Check every line below for the string "name", and copy the lines that contain it.

(Interface dataset entries)
Start of Block

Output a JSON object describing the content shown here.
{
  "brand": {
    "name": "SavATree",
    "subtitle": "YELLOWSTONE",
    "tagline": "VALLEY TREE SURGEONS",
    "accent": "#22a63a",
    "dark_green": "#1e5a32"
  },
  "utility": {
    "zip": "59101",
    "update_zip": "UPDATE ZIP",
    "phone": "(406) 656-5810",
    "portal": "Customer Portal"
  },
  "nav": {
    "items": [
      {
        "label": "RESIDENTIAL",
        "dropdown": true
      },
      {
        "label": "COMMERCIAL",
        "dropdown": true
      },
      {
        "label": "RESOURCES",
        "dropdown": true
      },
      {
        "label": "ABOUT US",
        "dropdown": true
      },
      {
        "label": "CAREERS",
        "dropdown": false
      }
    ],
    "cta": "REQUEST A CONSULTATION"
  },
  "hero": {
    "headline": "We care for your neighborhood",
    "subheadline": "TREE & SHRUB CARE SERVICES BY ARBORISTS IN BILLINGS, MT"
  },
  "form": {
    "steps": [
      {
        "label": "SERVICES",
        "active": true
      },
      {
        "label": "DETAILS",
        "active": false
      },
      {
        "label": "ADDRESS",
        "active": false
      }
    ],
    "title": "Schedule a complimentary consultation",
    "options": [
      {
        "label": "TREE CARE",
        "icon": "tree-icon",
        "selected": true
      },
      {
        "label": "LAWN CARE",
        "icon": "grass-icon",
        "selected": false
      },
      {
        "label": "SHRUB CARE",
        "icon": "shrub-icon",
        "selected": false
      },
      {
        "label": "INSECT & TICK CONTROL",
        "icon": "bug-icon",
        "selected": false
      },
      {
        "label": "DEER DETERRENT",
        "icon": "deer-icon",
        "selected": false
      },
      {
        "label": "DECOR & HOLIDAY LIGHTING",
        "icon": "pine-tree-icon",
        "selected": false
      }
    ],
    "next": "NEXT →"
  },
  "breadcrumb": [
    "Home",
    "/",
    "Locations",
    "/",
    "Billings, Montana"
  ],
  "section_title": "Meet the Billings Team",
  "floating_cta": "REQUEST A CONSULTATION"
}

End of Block
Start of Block

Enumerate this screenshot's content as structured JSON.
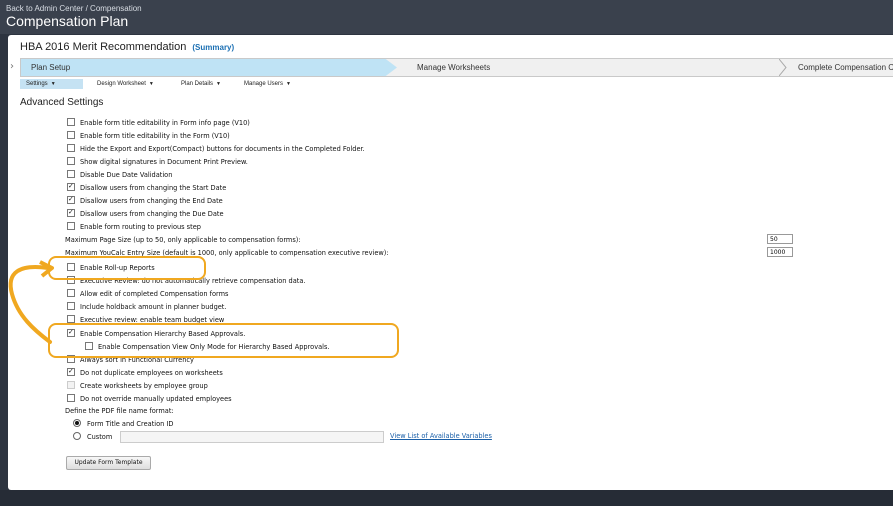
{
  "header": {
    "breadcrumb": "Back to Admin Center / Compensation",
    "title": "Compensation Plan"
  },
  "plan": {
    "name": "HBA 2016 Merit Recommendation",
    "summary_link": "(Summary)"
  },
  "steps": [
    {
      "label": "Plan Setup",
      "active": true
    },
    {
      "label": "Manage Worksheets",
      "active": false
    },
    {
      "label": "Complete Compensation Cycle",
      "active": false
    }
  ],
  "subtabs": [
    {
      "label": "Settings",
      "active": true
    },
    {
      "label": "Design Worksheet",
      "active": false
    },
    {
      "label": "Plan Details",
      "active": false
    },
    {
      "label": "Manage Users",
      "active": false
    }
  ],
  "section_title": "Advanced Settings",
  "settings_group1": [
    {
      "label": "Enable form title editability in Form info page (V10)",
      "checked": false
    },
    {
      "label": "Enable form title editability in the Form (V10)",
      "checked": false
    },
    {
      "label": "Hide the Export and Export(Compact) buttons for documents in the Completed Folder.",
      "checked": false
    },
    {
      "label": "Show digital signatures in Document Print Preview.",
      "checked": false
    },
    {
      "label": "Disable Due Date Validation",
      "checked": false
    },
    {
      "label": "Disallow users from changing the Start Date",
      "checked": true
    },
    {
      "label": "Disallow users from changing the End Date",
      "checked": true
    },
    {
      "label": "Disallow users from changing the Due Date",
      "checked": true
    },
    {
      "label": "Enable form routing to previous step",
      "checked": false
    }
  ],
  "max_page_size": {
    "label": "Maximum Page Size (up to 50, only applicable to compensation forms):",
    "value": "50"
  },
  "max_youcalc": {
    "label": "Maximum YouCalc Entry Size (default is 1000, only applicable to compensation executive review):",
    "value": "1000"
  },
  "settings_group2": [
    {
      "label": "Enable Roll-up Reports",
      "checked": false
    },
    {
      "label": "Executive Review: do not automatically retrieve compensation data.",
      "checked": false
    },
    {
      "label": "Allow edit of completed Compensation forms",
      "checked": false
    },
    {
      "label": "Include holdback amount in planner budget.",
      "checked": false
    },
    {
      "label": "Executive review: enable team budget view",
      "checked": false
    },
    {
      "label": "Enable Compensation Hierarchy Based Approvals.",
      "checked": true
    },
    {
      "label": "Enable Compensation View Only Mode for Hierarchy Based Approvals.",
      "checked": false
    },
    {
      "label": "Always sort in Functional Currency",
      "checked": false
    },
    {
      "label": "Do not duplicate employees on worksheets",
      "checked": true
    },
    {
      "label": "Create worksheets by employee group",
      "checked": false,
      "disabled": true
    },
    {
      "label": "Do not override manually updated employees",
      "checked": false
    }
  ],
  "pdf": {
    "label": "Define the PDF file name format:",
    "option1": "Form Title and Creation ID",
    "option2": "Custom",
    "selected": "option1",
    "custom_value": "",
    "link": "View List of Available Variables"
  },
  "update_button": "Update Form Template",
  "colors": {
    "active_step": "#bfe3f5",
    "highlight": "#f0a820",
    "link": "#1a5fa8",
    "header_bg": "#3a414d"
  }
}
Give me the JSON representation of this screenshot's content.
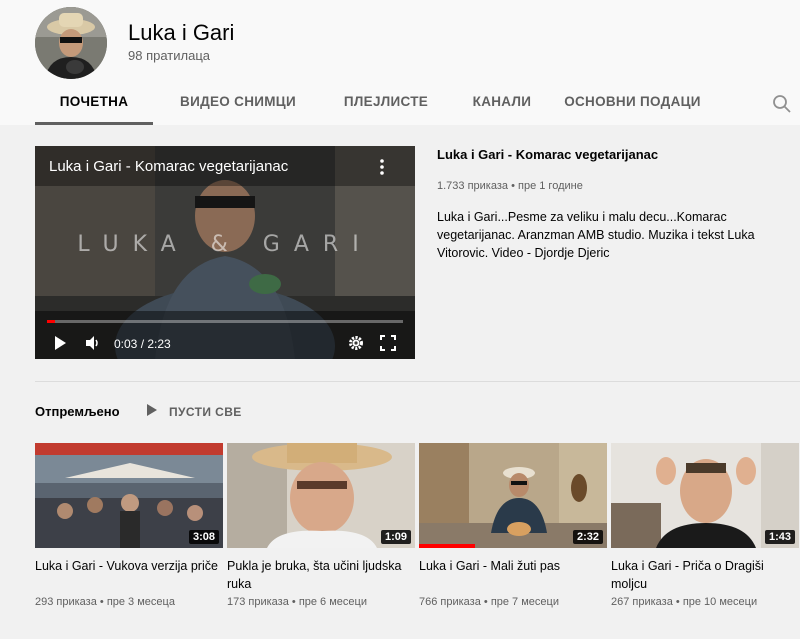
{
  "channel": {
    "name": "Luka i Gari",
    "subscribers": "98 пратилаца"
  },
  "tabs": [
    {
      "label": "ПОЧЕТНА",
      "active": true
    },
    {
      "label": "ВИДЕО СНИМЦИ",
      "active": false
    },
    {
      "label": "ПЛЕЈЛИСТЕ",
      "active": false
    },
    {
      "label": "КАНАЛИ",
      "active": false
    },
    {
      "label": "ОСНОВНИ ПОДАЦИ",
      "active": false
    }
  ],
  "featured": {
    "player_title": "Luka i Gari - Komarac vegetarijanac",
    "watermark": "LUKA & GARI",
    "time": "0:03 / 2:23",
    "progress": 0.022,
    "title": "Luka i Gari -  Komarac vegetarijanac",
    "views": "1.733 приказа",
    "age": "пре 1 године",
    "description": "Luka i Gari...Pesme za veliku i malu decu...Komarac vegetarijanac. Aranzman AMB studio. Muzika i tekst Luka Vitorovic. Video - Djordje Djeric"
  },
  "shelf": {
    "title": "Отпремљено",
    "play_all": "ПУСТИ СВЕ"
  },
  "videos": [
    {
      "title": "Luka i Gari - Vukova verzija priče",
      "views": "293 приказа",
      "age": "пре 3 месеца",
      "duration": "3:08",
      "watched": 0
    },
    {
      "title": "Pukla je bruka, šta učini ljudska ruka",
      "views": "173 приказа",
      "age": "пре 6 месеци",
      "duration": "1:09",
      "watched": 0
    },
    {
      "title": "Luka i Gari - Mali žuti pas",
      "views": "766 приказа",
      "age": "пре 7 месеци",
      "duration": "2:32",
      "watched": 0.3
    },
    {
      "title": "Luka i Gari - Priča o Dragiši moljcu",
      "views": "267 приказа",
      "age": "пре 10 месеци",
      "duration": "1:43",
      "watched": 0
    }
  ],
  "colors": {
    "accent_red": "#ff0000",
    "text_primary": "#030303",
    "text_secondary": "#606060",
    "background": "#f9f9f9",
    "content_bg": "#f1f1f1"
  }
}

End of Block

§ **Your solution**
    "name": "SavATree",
    "name": "HBA 2016 Merit Recommendation",
    "label": "Define the PDF file name format:",
    "name": "Luka i Gari",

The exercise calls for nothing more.